Not Always a Smooth Path
In return, the most exuberant feeling develops. You are working for God and for your brothers and sisters. Isn’t that what we are supposed to do? Maybe you will experience times when things do not go so smoothly; that’s when God’s testing you. He’s asking you, “How strong are you?” and “How much do you love Me?”
This weekend, we celebrate Lay Ministry Sunday. Let us remember all of the wonderful volunteers serving in our parishes. There are numerous ways in which they serve. From our sports coaches, lectors, extraordinary ministers of Holy Communion, welcome hostesses, moms and dads sitting at entrances of sport games every weekend, catechists, choirs and leaders, scouts, youth ministers, teachers, church decorators (the Christmas mouse doesn’t come out to do this), ministry leaders and the list continues. Without their service and talents, we would not have the many programs and vibrant parishes in existence. Some are there for a reason, a season or a lifetime. They are the Body of the Church, and Christ is the head.
May we remember to keep in our prayers all of our volunteers everywhere – past, present and future – as the Church needs these special people of God. Please remember to say a heartfelt “Thank you,” as they probably don’t hear it as often as they should.

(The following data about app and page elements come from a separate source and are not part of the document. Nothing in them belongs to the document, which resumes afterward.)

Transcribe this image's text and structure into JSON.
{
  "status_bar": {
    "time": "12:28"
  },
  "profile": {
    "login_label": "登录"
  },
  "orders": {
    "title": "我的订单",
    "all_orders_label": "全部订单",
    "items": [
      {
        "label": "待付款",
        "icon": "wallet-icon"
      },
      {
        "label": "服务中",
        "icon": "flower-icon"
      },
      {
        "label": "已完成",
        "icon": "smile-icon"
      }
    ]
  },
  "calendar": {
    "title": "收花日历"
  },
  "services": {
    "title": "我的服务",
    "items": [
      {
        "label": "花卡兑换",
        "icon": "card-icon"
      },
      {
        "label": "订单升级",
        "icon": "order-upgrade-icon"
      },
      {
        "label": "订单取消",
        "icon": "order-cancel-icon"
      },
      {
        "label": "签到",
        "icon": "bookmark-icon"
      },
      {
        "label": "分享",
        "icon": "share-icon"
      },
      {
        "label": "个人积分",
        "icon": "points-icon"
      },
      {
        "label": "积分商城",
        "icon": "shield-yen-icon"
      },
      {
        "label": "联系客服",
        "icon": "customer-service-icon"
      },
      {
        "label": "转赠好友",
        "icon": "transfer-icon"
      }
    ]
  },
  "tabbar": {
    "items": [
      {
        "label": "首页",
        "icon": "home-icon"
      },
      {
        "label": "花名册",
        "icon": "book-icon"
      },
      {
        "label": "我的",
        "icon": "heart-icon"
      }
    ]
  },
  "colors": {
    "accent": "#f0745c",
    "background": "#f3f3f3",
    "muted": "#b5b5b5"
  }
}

May God continue to strengthen and call us. In Jesus’ words, “Come, follow me.”[hr] Mary Ann Todzia is a graduate of the Pastoral Institute’s Lay Leadership Program. She was commissioned in May, 2012, and serves as coordinator of Matthew’s Mission, an evangelization ministry at Transfiguration and St. Stanislaus Kostka parishes, Maspeth.